Holiday lights, candy canes, snowmen, Santa and his elves – everywhere we look, we see Christmas decorations. These things are nice, and they put us in the holiday spirit, but no symbol is as meaningful to me as the nativity scene. It is this familiar display that reminds me of the true meaning of Christmas.
“And she brought forth her firstborn son, and wrapped him in swaddling clothes, and laid him in a manger; because there was no room for them in the inn,” the Gospel of Luke says. This description of the birth of Jesus forms our image of the nativity: a mother and father adoring an infant child cradled in a feed trough.
Luke says shepherds visited the child after an angel appeared to them in the field, bearing “good tidings of great joy.” The disciple Matthew’s account tells us that wise men traveled from the east and brought gifts. Usually, nativities also include farm animals, often an ox and donkey. These elements – Mary and Joseph, the child in a manger, an angel, shepherds, wise men and livestock – are part of nearly every nativity scene we see and are an ever-present reminder that Christmas celebrates the birth of Christ.

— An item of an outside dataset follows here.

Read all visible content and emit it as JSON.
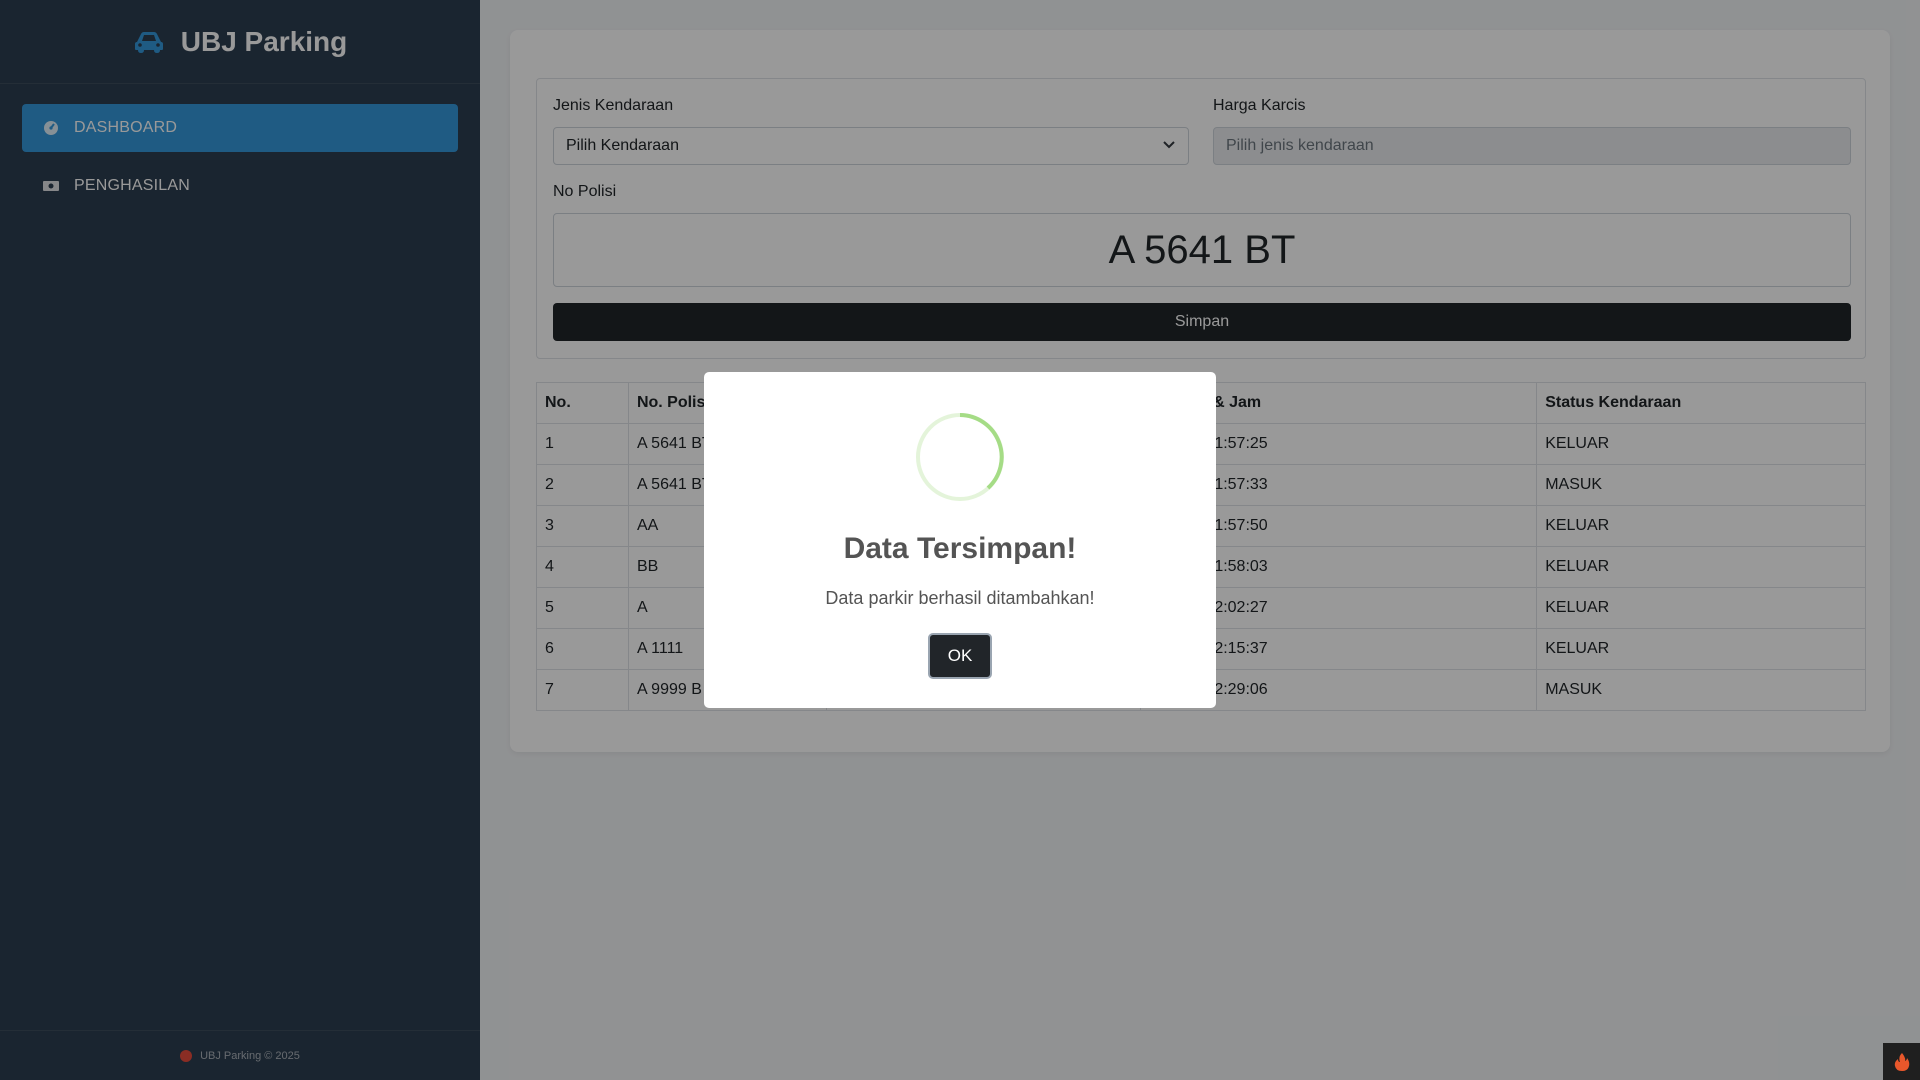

The recreation of the scene of Jesus’ birth as a holiday tradition dates to the 13th century and Saint Francis of Assisi. An Italian friar, Francesco was concerned that people were placing too much emphasis on gift-giving and materialism. He arranged a nativity scene with live animals and humans portraying biblical characters at a cave near his home in Italy. The display was so popular the practice spread and a tradition was born.
Today, the nativity – sometimes called a crib or crèche – is an essential part of the holiday celebration in many homes and communities. Families read the story of Jesus’ birth to their children and allow the little ones to place figures of shepherds, wise men and the holy family within a tabletop stable. Images of the nativity adorn holiday greeting cards and miniature crèches hang as ornaments from trees. We drive down streets illuminated with holiday decorations and see nativities on lawns. Live nativities, complete with human actors and livestock, continue to be the highlight of many Christmas displays.

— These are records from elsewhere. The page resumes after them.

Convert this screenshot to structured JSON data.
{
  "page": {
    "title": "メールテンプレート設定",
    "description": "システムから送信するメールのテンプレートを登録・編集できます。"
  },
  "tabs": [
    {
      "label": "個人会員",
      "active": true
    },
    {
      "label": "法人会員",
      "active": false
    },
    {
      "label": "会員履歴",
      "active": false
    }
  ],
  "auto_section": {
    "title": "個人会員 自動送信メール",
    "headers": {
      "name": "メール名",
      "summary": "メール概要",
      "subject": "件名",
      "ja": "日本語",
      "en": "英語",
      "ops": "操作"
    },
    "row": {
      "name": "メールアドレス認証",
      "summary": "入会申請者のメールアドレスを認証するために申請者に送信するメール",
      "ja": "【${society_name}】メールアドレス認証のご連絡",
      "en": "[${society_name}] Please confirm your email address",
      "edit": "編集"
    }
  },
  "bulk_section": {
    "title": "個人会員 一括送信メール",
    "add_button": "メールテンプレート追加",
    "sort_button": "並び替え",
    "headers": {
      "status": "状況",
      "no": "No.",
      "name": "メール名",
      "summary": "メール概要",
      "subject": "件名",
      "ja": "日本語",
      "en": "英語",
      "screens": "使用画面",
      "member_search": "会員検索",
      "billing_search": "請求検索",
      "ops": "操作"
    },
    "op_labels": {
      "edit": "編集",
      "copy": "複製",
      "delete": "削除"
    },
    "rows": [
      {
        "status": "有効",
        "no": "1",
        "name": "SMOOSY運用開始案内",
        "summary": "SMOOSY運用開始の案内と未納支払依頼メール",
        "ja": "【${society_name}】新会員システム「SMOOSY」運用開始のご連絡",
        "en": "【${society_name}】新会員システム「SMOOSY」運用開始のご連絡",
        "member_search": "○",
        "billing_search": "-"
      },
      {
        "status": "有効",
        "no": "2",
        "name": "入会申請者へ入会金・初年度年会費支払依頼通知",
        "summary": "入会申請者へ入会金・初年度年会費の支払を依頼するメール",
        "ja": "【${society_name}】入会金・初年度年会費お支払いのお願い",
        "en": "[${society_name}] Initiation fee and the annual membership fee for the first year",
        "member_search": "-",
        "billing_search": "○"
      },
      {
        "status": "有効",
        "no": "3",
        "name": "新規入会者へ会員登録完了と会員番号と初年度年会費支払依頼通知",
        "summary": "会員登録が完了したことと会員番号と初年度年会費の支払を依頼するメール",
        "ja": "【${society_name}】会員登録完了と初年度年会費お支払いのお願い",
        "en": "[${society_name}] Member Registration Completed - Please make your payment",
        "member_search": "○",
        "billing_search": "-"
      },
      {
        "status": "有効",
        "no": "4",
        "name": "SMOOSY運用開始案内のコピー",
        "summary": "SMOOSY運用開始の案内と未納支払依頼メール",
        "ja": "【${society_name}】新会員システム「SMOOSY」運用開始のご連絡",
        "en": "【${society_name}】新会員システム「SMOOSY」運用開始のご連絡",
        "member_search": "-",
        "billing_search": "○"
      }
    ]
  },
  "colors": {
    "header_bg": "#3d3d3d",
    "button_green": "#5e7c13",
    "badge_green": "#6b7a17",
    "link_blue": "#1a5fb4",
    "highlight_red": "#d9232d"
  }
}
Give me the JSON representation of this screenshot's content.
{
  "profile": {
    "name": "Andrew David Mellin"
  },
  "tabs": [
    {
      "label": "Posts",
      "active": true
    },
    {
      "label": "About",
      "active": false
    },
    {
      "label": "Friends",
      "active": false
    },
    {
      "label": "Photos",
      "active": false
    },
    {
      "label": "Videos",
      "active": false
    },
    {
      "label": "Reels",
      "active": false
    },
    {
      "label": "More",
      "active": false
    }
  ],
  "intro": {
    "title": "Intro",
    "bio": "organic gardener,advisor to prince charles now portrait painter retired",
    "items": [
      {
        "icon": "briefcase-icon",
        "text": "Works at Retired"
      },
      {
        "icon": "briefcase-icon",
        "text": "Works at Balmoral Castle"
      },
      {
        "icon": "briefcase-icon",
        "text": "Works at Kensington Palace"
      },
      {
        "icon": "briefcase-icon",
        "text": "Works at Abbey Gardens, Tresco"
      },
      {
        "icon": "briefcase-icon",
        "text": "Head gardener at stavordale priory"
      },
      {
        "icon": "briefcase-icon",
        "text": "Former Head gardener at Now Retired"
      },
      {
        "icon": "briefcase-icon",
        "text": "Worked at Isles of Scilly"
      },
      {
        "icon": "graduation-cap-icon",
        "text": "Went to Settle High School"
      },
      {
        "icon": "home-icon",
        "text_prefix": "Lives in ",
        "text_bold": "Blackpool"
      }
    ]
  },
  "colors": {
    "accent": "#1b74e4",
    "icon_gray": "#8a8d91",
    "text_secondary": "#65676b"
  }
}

We often hear criticism that Christmas has become too commercial and the true meaning is lost. I’m not sure that’s true. As long as the nativity scene is part of the Christmas tradition, we will always remember that Christmas is a celebration of Christ’s birth. As we enjoy the holiday decorations this year, I hope all of us will look upon the iconic nativity scenes around us and remember the reason for the season.

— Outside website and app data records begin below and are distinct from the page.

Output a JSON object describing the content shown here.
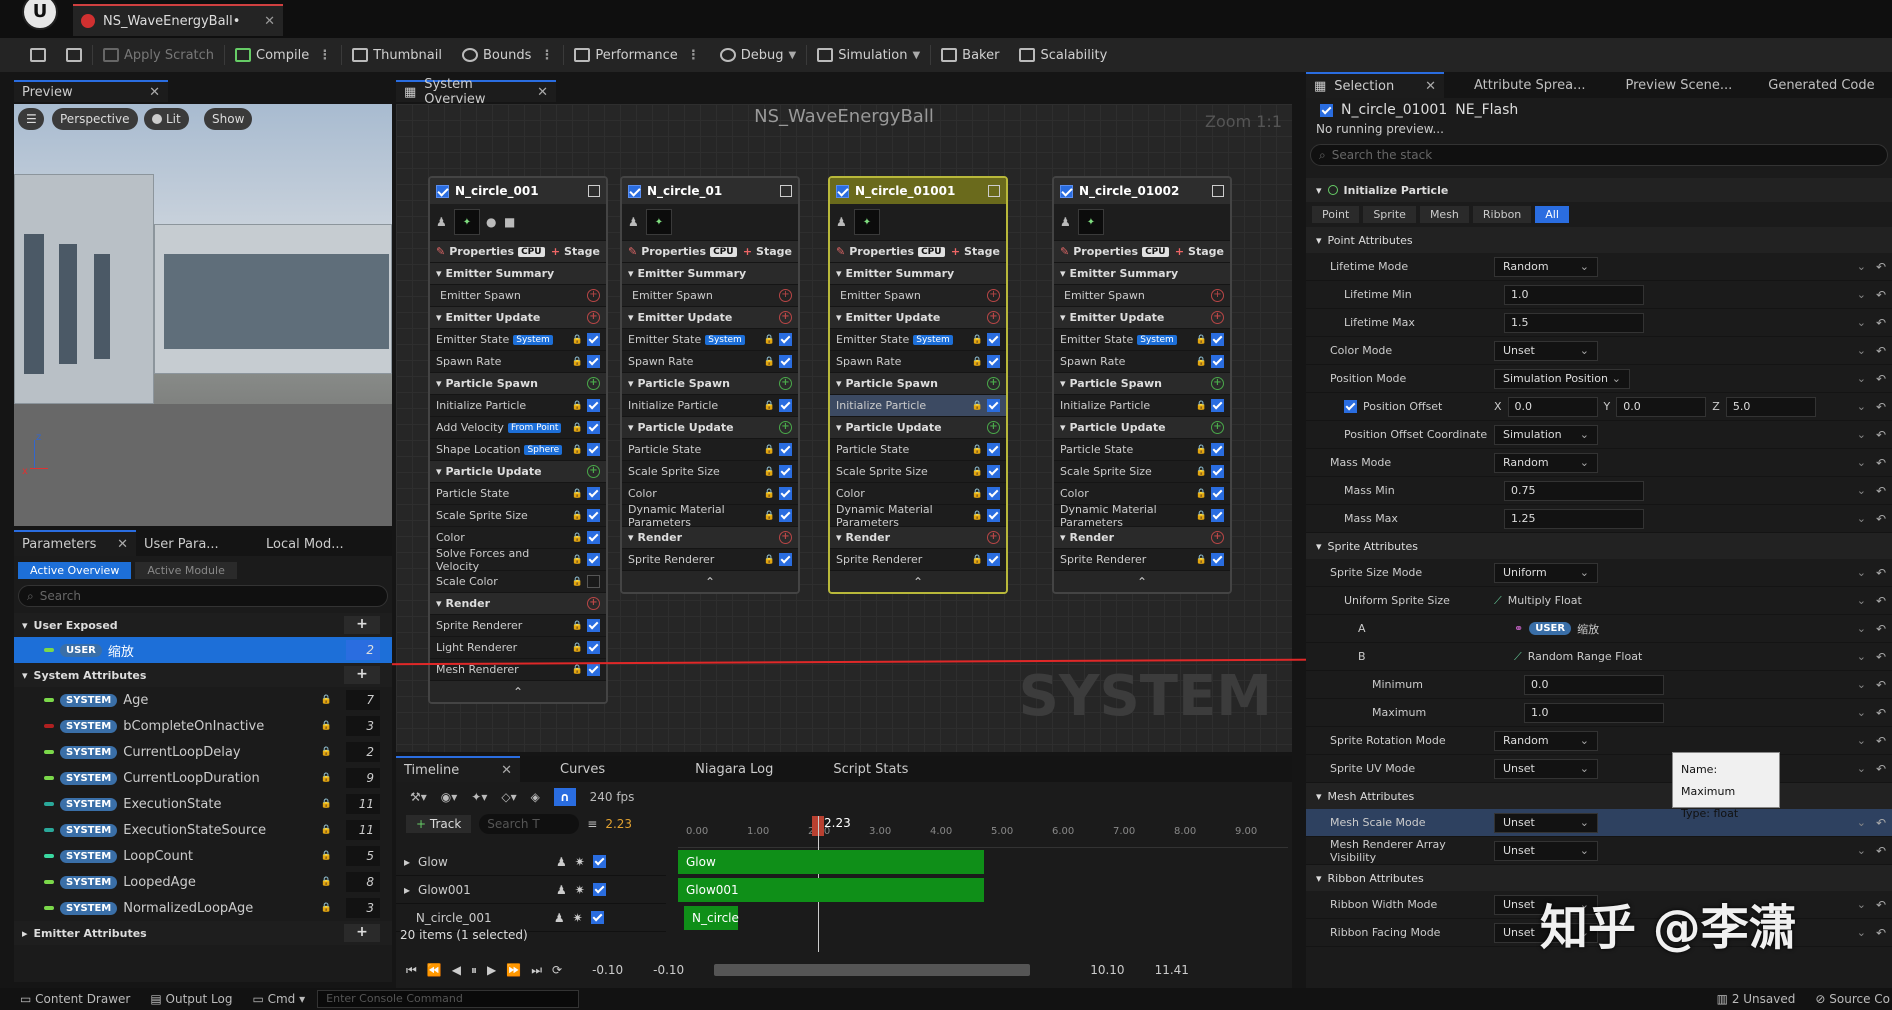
{
  "doc_tab": "NS_WaveEnergyBall•",
  "toolbar": {
    "apply_scratch": "Apply Scratch",
    "compile": "Compile",
    "thumbnail": "Thumbnail",
    "bounds": "Bounds",
    "performance": "Performance",
    "debug": "Debug",
    "simulation": "Simulation",
    "baker": "Baker",
    "scalability": "Scalability"
  },
  "preview": {
    "tab": "Preview",
    "perspective": "Perspective",
    "lit": "Lit",
    "show": "Show"
  },
  "system_overview": {
    "tab": "System Overview",
    "title": "NS_WaveEnergyBall",
    "zoom": "Zoom 1:1",
    "watermark": "SYSTEM"
  },
  "nodes": [
    {
      "name": "N_circle_001",
      "properties": "Properties",
      "stage": "Stage",
      "summary": "Emitter Summary",
      "emitter_spawn": "Emitter Spawn",
      "emitter_update": "Emitter Update",
      "emitter_state": "Emitter State",
      "system_chip": "System",
      "spawn_rate": "Spawn Rate",
      "particle_spawn": "Particle Spawn",
      "init": "Initialize Particle",
      "add_velocity": "Add Velocity",
      "from_point": "From Point",
      "shape_location": "Shape Location",
      "sphere": "Sphere",
      "particle_update": "Particle Update",
      "particle_state": "Particle State",
      "scale_sprite": "Scale Sprite Size",
      "color": "Color",
      "solve": "Solve Forces and Velocity",
      "scale_color": "Scale Color",
      "render": "Render",
      "sprite_renderer": "Sprite Renderer",
      "light_renderer": "Light Renderer",
      "mesh_renderer": "Mesh Renderer"
    },
    {
      "name": "N_circle_01",
      "dyn": "Dynamic Material Parameters"
    },
    {
      "name": "N_circle_01001"
    },
    {
      "name": "N_circle_01002"
    }
  ],
  "params": {
    "tab1": "Parameters",
    "tab2": "User Para...",
    "tab3": "Local Mod...",
    "active_overview": "Active Overview",
    "active_module": "Active Module",
    "search_placeholder": "Search",
    "user_exposed": "User Exposed",
    "user_pill": "USER",
    "user_param": "缩放",
    "user_count": "2",
    "system_attributes": "System Attributes",
    "system_pill": "SYSTEM",
    "emitter_attributes": "Emitter Attributes",
    "sys_items": [
      {
        "name": "Age",
        "count": "7",
        "color": "#7bd84a"
      },
      {
        "name": "bCompleteOnInactive",
        "count": "3",
        "color": "#b02020"
      },
      {
        "name": "CurrentLoopDelay",
        "count": "2",
        "color": "#7bd84a"
      },
      {
        "name": "CurrentLoopDuration",
        "count": "9",
        "color": "#7bd84a"
      },
      {
        "name": "ExecutionState",
        "count": "11",
        "color": "#2aa89a"
      },
      {
        "name": "ExecutionStateSource",
        "count": "11",
        "color": "#2aa89a"
      },
      {
        "name": "LoopCount",
        "count": "5",
        "color": "#3ad8a0"
      },
      {
        "name": "LoopedAge",
        "count": "8",
        "color": "#7bd84a"
      },
      {
        "name": "NormalizedLoopAge",
        "count": "3",
        "color": "#7bd84a"
      }
    ]
  },
  "timeline": {
    "tab": "Timeline",
    "curves": "Curves",
    "niagara_log": "Niagara Log",
    "script_stats": "Script Stats",
    "fps": "240 fps",
    "track_btn": "Track",
    "search": "Search T",
    "time": "2.23",
    "playhead": "2.23",
    "ticks": [
      "0.00",
      "1.00",
      "2.00",
      "3.00",
      "4.00",
      "5.00",
      "6.00",
      "7.00",
      "8.00",
      "9.00"
    ],
    "tracks": [
      {
        "name": "Glow"
      },
      {
        "name": "Glow001"
      },
      {
        "name": "N_circle_001"
      }
    ],
    "items_count": "20 items (1 selected)",
    "start": "-0.10",
    "start2": "-0.10",
    "end": "10.10",
    "end2": "11.41",
    "bar_glow": "Glow",
    "bar_glow001": "Glow001",
    "bar_ncircle": "N_circle"
  },
  "details": {
    "tab_selection": "Selection",
    "tab_attr": "Attribute Sprea...",
    "tab_preview": "Preview Scene...",
    "tab_code": "Generated Code",
    "emitter": "N_circle_01001",
    "emitter_sub": "NE_Flash",
    "running": "No running preview...",
    "search": "Search the stack",
    "module": "Initialize Particle",
    "filters": [
      "Point",
      "Sprite",
      "Mesh",
      "Ribbon",
      "All"
    ],
    "point_attr": "Point Attributes",
    "lifetime_mode": "Lifetime Mode",
    "random": "Random",
    "lifetime_min": "Lifetime Min",
    "lifetime_min_v": "1.0",
    "lifetime_max": "Lifetime Max",
    "lifetime_max_v": "1.5",
    "color_mode": "Color Mode",
    "unset": "Unset",
    "position_mode": "Position Mode",
    "sim_position": "Simulation Position",
    "position_offset": "Position Offset",
    "x": "X",
    "xv": "0.0",
    "y": "Y",
    "yv": "0.0",
    "z": "Z",
    "zv": "5.0",
    "offset_coord": "Position Offset Coordinate",
    "simulation": "Simulation",
    "mass_mode": "Mass Mode",
    "mass_min": "Mass Min",
    "mass_min_v": "0.75",
    "mass_max": "Mass Max",
    "mass_max_v": "1.25",
    "sprite_attr": "Sprite Attributes",
    "sprite_size_mode": "Sprite Size Mode",
    "uniform": "Uniform",
    "uniform_size": "Uniform Sprite Size",
    "multiply_float": "Multiply Float",
    "a": "A",
    "user_pill": "USER",
    "user_param": "缩放",
    "b": "B",
    "random_range": "Random Range Float",
    "minimum": "Minimum",
    "min_v": "0.0",
    "maximum": "Maximum",
    "max_v": "1.0",
    "rotation_mode": "Sprite Rotation Mode",
    "uv_mode": "Sprite UV Mode",
    "tooltip_name": "Name: Maximum",
    "tooltip_type": "Type: float",
    "mesh_attr": "Mesh Attributes",
    "mesh_scale_mode": "Mesh Scale Mode",
    "mesh_array_vis": "Mesh Renderer Array Visibility",
    "ribbon_attr": "Ribbon Attributes",
    "ribbon_width": "Ribbon Width Mode",
    "ribbon_facing": "Ribbon Facing Mode"
  },
  "watermark": "知乎 @李潇",
  "status": {
    "content_drawer": "Content Drawer",
    "output_log": "Output Log",
    "cmd": "Cmd",
    "console_placeholder": "Enter Console Command",
    "unsaved": "2 Unsaved",
    "source": "Source Co"
  },
  "colors": {
    "accent": "#2a6de0",
    "annotation": "#e02828",
    "track_green": "#0f8f18"
  }
}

“For unto you is born this day in the city of David a Saviour, which is Christ the Lord,” Luke wrote. “And suddenly there was with the angel a multitude of the heavenly host praising God, and saying, Glory to God in the highest, and on earth peace, good will toward men.”
Merry Christmas to all. I hope you have a joyous and safe holiday season.
It’s my honor to serve as your senator for the 16th District. If you have questions or need any assistance, please call my office at 573-751-5713 or log onto my webpage at https://www.senate.mo.gov/brown for more information.